For too long, and especially in protracted complex crises (e.g. multi-year displacements) – have the international community, crises-affected and donor Governments often neglected strategic cross-sector coordination, pre-positioning of partnerships, expertise, reach, resources, promoting co-creation of products and services with business for, with and by disaster-affected communities. There is also a humanitarian-development nexus to be promoted by cross-sector partnering as part of disaster response, recovery and development planning. Strengthening local economic growth for displaced in chronic disaster contexts in collaboration with micro-finance institutions and multi-lateral partners opens new value-propositions to host communities, donors and with “joint-venture” opportunities in co-creating products and services for disaster affected people promotes possible “win-win” outcomes for all involved as an end goal.
The HPPP stakeholder engagement aims at addressing this – for example during a “business2business” field visit with national and multi-national company representatives and humanitarians to Ethiopian refugee entrepreneur, Mesfin (in one of Kenya’s largest and oldest refugee camps) is one good example. He started some years ago as small food vendor to now becoming one of the largest whole-sale business people in the camp with an average income of US$ 10.000/ month and more than 30 employees from among the refugee and the hosting community. He is receiving increasing support from national business entities – such as Equity Bank – providing basic financial advise and services in a very remote crises-affected area. Another business, Ushahidi, (among the key supporters for the HPPP), born out of a technology online start-up in Kenya, with now global impact for aid efficiency and effectiveness in sudden onset humanitarian crises – showcases that with a strong understanding and appreciation of local community leadership and real-time information sharing via crowdsourcing tools, is enabling communities and international community as humanitarian first responders to work in a more coordinated and effective, impactful manner to save and rebuild lives. These and numerous other examples highlight that local to global cross-sector coordination and strengthened partnering are in–demand and that interactive – whether digital or Face-to-Face networks - will play a significant role in the future.

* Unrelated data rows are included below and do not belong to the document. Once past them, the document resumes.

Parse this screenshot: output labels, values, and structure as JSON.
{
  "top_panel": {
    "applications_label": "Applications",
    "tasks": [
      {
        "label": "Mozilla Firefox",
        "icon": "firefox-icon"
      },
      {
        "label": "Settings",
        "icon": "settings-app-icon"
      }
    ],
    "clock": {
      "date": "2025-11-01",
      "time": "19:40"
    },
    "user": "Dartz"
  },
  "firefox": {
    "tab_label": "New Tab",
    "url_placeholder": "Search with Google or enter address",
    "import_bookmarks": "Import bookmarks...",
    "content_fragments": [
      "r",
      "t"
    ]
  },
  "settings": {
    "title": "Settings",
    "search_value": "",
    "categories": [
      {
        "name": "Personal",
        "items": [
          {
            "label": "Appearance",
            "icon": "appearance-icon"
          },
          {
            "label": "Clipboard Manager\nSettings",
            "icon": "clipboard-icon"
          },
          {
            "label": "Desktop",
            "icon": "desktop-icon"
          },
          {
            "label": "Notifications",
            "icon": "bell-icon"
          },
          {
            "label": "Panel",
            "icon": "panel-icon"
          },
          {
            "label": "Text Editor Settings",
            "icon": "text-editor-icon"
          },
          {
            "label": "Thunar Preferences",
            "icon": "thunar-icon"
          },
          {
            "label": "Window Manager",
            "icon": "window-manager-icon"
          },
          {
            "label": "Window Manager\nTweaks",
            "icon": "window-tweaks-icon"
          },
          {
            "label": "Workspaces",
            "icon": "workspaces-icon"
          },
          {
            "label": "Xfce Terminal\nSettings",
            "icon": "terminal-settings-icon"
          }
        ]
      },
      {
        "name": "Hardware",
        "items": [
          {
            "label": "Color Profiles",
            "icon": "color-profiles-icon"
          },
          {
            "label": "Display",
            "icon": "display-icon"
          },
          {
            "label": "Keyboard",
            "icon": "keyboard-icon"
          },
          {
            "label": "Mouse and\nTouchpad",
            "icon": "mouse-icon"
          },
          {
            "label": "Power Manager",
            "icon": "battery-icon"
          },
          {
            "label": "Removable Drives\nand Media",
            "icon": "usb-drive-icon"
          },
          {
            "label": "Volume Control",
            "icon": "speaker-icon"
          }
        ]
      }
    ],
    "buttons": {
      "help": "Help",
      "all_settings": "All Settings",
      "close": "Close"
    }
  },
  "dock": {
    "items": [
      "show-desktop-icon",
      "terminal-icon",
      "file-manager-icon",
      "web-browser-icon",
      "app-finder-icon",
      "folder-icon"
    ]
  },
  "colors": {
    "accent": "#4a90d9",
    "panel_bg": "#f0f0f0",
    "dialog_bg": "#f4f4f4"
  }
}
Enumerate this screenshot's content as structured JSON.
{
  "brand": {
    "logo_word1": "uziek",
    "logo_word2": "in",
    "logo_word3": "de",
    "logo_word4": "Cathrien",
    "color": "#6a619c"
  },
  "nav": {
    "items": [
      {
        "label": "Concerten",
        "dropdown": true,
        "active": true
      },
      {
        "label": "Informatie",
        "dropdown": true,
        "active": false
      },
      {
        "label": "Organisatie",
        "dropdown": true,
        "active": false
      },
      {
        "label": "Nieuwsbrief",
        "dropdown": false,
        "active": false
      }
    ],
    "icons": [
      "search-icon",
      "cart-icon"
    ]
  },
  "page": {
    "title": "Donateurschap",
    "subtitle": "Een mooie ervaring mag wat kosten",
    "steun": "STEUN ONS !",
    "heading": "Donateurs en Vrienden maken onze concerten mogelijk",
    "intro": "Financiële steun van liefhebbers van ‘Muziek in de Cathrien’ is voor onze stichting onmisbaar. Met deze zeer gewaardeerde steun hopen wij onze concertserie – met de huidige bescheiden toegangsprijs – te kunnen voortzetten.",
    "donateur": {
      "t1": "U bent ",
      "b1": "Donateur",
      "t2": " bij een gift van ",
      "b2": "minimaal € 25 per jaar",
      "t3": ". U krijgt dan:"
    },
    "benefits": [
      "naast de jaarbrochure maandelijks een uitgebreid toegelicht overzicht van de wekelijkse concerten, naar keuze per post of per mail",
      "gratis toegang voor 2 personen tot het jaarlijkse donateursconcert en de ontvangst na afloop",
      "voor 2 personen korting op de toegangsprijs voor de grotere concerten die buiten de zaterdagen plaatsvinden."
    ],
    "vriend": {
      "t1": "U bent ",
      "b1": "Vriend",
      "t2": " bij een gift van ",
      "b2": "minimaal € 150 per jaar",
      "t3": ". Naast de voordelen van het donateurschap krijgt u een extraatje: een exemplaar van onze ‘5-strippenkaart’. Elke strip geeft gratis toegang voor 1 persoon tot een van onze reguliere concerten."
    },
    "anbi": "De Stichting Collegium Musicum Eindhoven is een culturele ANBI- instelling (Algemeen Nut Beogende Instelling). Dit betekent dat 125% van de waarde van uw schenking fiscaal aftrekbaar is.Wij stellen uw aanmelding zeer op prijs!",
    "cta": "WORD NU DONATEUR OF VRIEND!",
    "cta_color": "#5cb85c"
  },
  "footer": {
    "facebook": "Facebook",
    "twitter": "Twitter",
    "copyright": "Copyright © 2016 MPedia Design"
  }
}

The HPPP that started with 160 delegates from 8 UN agencies, local and multi-national business representatives, civil society, academia and Government is complemented by an e-portal capturing on “who is doing/ offering/ in need of- what/ where”. It will facilitate panel discussions, global and local fora and partnering trainings on a regular basis to address impact of natural disasters, long-term emergencies due to conflict, and complex urban and out-of-camp displacement situations as identified by the WHS process and the HPPP will also be part of the global “Connecting Business Initiative.”

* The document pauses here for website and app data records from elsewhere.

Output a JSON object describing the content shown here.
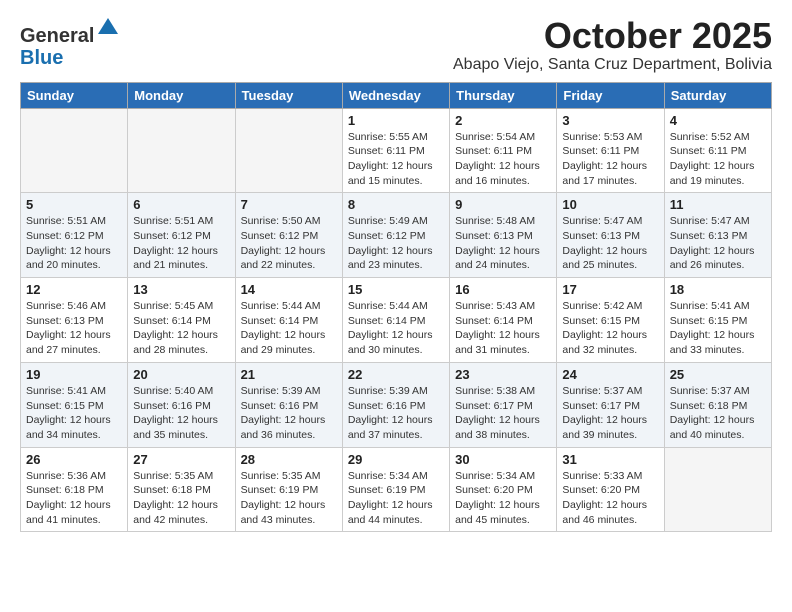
{
  "logo": {
    "general": "General",
    "blue": "Blue"
  },
  "title": "October 2025",
  "location": "Abapo Viejo, Santa Cruz Department, Bolivia",
  "days_of_week": [
    "Sunday",
    "Monday",
    "Tuesday",
    "Wednesday",
    "Thursday",
    "Friday",
    "Saturday"
  ],
  "weeks": [
    [
      {
        "day": "",
        "info": ""
      },
      {
        "day": "",
        "info": ""
      },
      {
        "day": "",
        "info": ""
      },
      {
        "day": "1",
        "info": "Sunrise: 5:55 AM\nSunset: 6:11 PM\nDaylight: 12 hours\nand 15 minutes."
      },
      {
        "day": "2",
        "info": "Sunrise: 5:54 AM\nSunset: 6:11 PM\nDaylight: 12 hours\nand 16 minutes."
      },
      {
        "day": "3",
        "info": "Sunrise: 5:53 AM\nSunset: 6:11 PM\nDaylight: 12 hours\nand 17 minutes."
      },
      {
        "day": "4",
        "info": "Sunrise: 5:52 AM\nSunset: 6:11 PM\nDaylight: 12 hours\nand 19 minutes."
      }
    ],
    [
      {
        "day": "5",
        "info": "Sunrise: 5:51 AM\nSunset: 6:12 PM\nDaylight: 12 hours\nand 20 minutes."
      },
      {
        "day": "6",
        "info": "Sunrise: 5:51 AM\nSunset: 6:12 PM\nDaylight: 12 hours\nand 21 minutes."
      },
      {
        "day": "7",
        "info": "Sunrise: 5:50 AM\nSunset: 6:12 PM\nDaylight: 12 hours\nand 22 minutes."
      },
      {
        "day": "8",
        "info": "Sunrise: 5:49 AM\nSunset: 6:12 PM\nDaylight: 12 hours\nand 23 minutes."
      },
      {
        "day": "9",
        "info": "Sunrise: 5:48 AM\nSunset: 6:13 PM\nDaylight: 12 hours\nand 24 minutes."
      },
      {
        "day": "10",
        "info": "Sunrise: 5:47 AM\nSunset: 6:13 PM\nDaylight: 12 hours\nand 25 minutes."
      },
      {
        "day": "11",
        "info": "Sunrise: 5:47 AM\nSunset: 6:13 PM\nDaylight: 12 hours\nand 26 minutes."
      }
    ],
    [
      {
        "day": "12",
        "info": "Sunrise: 5:46 AM\nSunset: 6:13 PM\nDaylight: 12 hours\nand 27 minutes."
      },
      {
        "day": "13",
        "info": "Sunrise: 5:45 AM\nSunset: 6:14 PM\nDaylight: 12 hours\nand 28 minutes."
      },
      {
        "day": "14",
        "info": "Sunrise: 5:44 AM\nSunset: 6:14 PM\nDaylight: 12 hours\nand 29 minutes."
      },
      {
        "day": "15",
        "info": "Sunrise: 5:44 AM\nSunset: 6:14 PM\nDaylight: 12 hours\nand 30 minutes."
      },
      {
        "day": "16",
        "info": "Sunrise: 5:43 AM\nSunset: 6:14 PM\nDaylight: 12 hours\nand 31 minutes."
      },
      {
        "day": "17",
        "info": "Sunrise: 5:42 AM\nSunset: 6:15 PM\nDaylight: 12 hours\nand 32 minutes."
      },
      {
        "day": "18",
        "info": "Sunrise: 5:41 AM\nSunset: 6:15 PM\nDaylight: 12 hours\nand 33 minutes."
      }
    ],
    [
      {
        "day": "19",
        "info": "Sunrise: 5:41 AM\nSunset: 6:15 PM\nDaylight: 12 hours\nand 34 minutes."
      },
      {
        "day": "20",
        "info": "Sunrise: 5:40 AM\nSunset: 6:16 PM\nDaylight: 12 hours\nand 35 minutes."
      },
      {
        "day": "21",
        "info": "Sunrise: 5:39 AM\nSunset: 6:16 PM\nDaylight: 12 hours\nand 36 minutes."
      },
      {
        "day": "22",
        "info": "Sunrise: 5:39 AM\nSunset: 6:16 PM\nDaylight: 12 hours\nand 37 minutes."
      },
      {
        "day": "23",
        "info": "Sunrise: 5:38 AM\nSunset: 6:17 PM\nDaylight: 12 hours\nand 38 minutes."
      },
      {
        "day": "24",
        "info": "Sunrise: 5:37 AM\nSunset: 6:17 PM\nDaylight: 12 hours\nand 39 minutes."
      },
      {
        "day": "25",
        "info": "Sunrise: 5:37 AM\nSunset: 6:18 PM\nDaylight: 12 hours\nand 40 minutes."
      }
    ],
    [
      {
        "day": "26",
        "info": "Sunrise: 5:36 AM\nSunset: 6:18 PM\nDaylight: 12 hours\nand 41 minutes."
      },
      {
        "day": "27",
        "info": "Sunrise: 5:35 AM\nSunset: 6:18 PM\nDaylight: 12 hours\nand 42 minutes."
      },
      {
        "day": "28",
        "info": "Sunrise: 5:35 AM\nSunset: 6:19 PM\nDaylight: 12 hours\nand 43 minutes."
      },
      {
        "day": "29",
        "info": "Sunrise: 5:34 AM\nSunset: 6:19 PM\nDaylight: 12 hours\nand 44 minutes."
      },
      {
        "day": "30",
        "info": "Sunrise: 5:34 AM\nSunset: 6:20 PM\nDaylight: 12 hours\nand 45 minutes."
      },
      {
        "day": "31",
        "info": "Sunrise: 5:33 AM\nSunset: 6:20 PM\nDaylight: 12 hours\nand 46 minutes."
      },
      {
        "day": "",
        "info": ""
      }
    ]
  ]
}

While the UN Secretary General has recently called on state, non-state actors, including business, to take the unique opportunity of the WHS in Istanbul on 23/24 May 2016, for commitments to significantly enhance efforts to increase people’s resilience and strengthen local and national capacities – for 125 Mio people living in immediate humanitarian crises - by working differently to reduce risk and vulnerability, it is every one of us, to actually better support linkages, replicate networks for principled humanitarian - local, national and multinational business to make it happen.